At the highest levels, college lacrosse is still dominated by players from privileged backgrounds. Reade Seligmann and Finnerty, two of the Duke players charged with rape, graduated from Delbarton School in Morristown, N.J., and Chaminade High School on Long Island, respectively; and both grew up in million-dollar homes. On May 15, a third player, co-captain David Evans, was charged with the same three offenses as his Duke teammates.
"I am innocent. Reade Seligmann is innocent. Collin Finnerty is innocent," Evans said outside the court house after his arrest. "Every member of the Duke University lacrosse team is innocent. You have all been told some fantastic lies and I look forward to seeing them unravel in the weeks to come."
On the Duke roster, there are five graduates each from Delbarton and from Landon School in Bethesda, Md., prestigious private schools. Other players attended similar institutions such as Georgetown Prep, Durham Academy and Potomac School.

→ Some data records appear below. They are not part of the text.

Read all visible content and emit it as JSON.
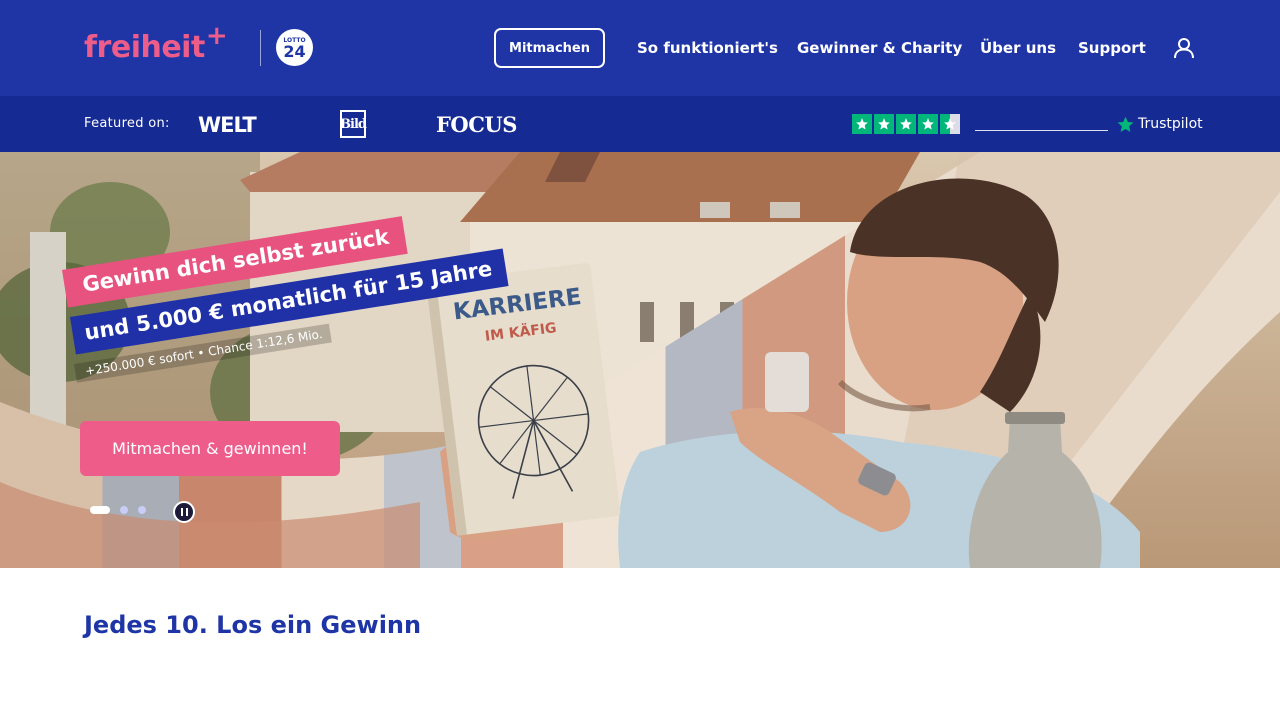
{
  "header": {
    "logo_text": "freiheit",
    "logo_plus": "+",
    "partner_badge_top": "LOTTO",
    "partner_badge_num": "24",
    "cta_label": "Mitmachen",
    "nav": [
      {
        "label": "So funktioniert's"
      },
      {
        "label": "Gewinner & Charity"
      },
      {
        "label": "Über uns"
      },
      {
        "label": "Support"
      }
    ],
    "user_icon": "user-icon"
  },
  "featured": {
    "label": "Featured on:",
    "brands": [
      "WELT",
      "Bild",
      "FOCUS"
    ],
    "trustpilot": {
      "label": "Trustpilot",
      "stars": 4.5,
      "star_color": "#00b67a"
    }
  },
  "hero": {
    "book_title_1": "KARRIERE",
    "book_title_2": "IM KÄFIG",
    "line1": "Gewinn dich selbst zurück",
    "line2": "und 5.000 € monatlich für 15 Jahre",
    "line3": "+250.000 € sofort • Chance 1:12,6 Mio.",
    "cta_label": "Mitmachen & gewinnen!",
    "carousel": {
      "slides": 3,
      "active": 1
    }
  },
  "content": {
    "title": "Jedes 10. Los ein Gewinn"
  },
  "colors": {
    "brand_blue": "#1f35a6",
    "strip_blue": "#162a93",
    "brand_pink": "#ee5c8a"
  }
}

Starsia was a public high school player before he matriculated to Brown University. He vehemently rejects the portrait of privilege painted in the media.
"That is a past-tense issue for our sport," says Starsia, whose Cavaliers won the national title in 1999 and 2003. "Those are tired generalizations that are easy to use because they serve the argument people are trying to make: rich versus poor, men versus women. More and more athletes are coming from the public schools."
The rising number of youths playing the game and the swift spread of lacrosse to the country's West and South regions suggests that this trend will continue. There is a general feeling that the Duke scandal will have little effect on the game's growth.
"I think it's hurt the perception of lacrosse," says Rich Heritage, president of the Connecticut-New York Youth Lacrosse Association. "But I don't know that it impacts the sport too dramatically at the youth level."
For Koudelka, the episode brings one positive aspect to the fore: It is, as college faculty like to say, a teachable moment.
"Every coach in America has sat down with his kids and talked about this," Koudelka says. "I think compared to the time I was in school -- I graduated from college in 1993 -- there's a lot more education with these student-athletes. This is definitely worthy of talking about and using it as an educational tool."
"A huge lesson that comes out of this for all college athletes is that when you take on responsibility and privilege, what you do reflects on all of the involved institutions, in this case both Duke and lacrosse," says A. Craig Brown, vice chair of the U.S. Lacrosse executive committee. "Kids need to take more responsibility for the consequences of bad behavior. I'm sure none of them thought whatever they did that Monday night would have this effect. It's a recipe for disaster."
Greg Garber is a senior writer for ESPN.com.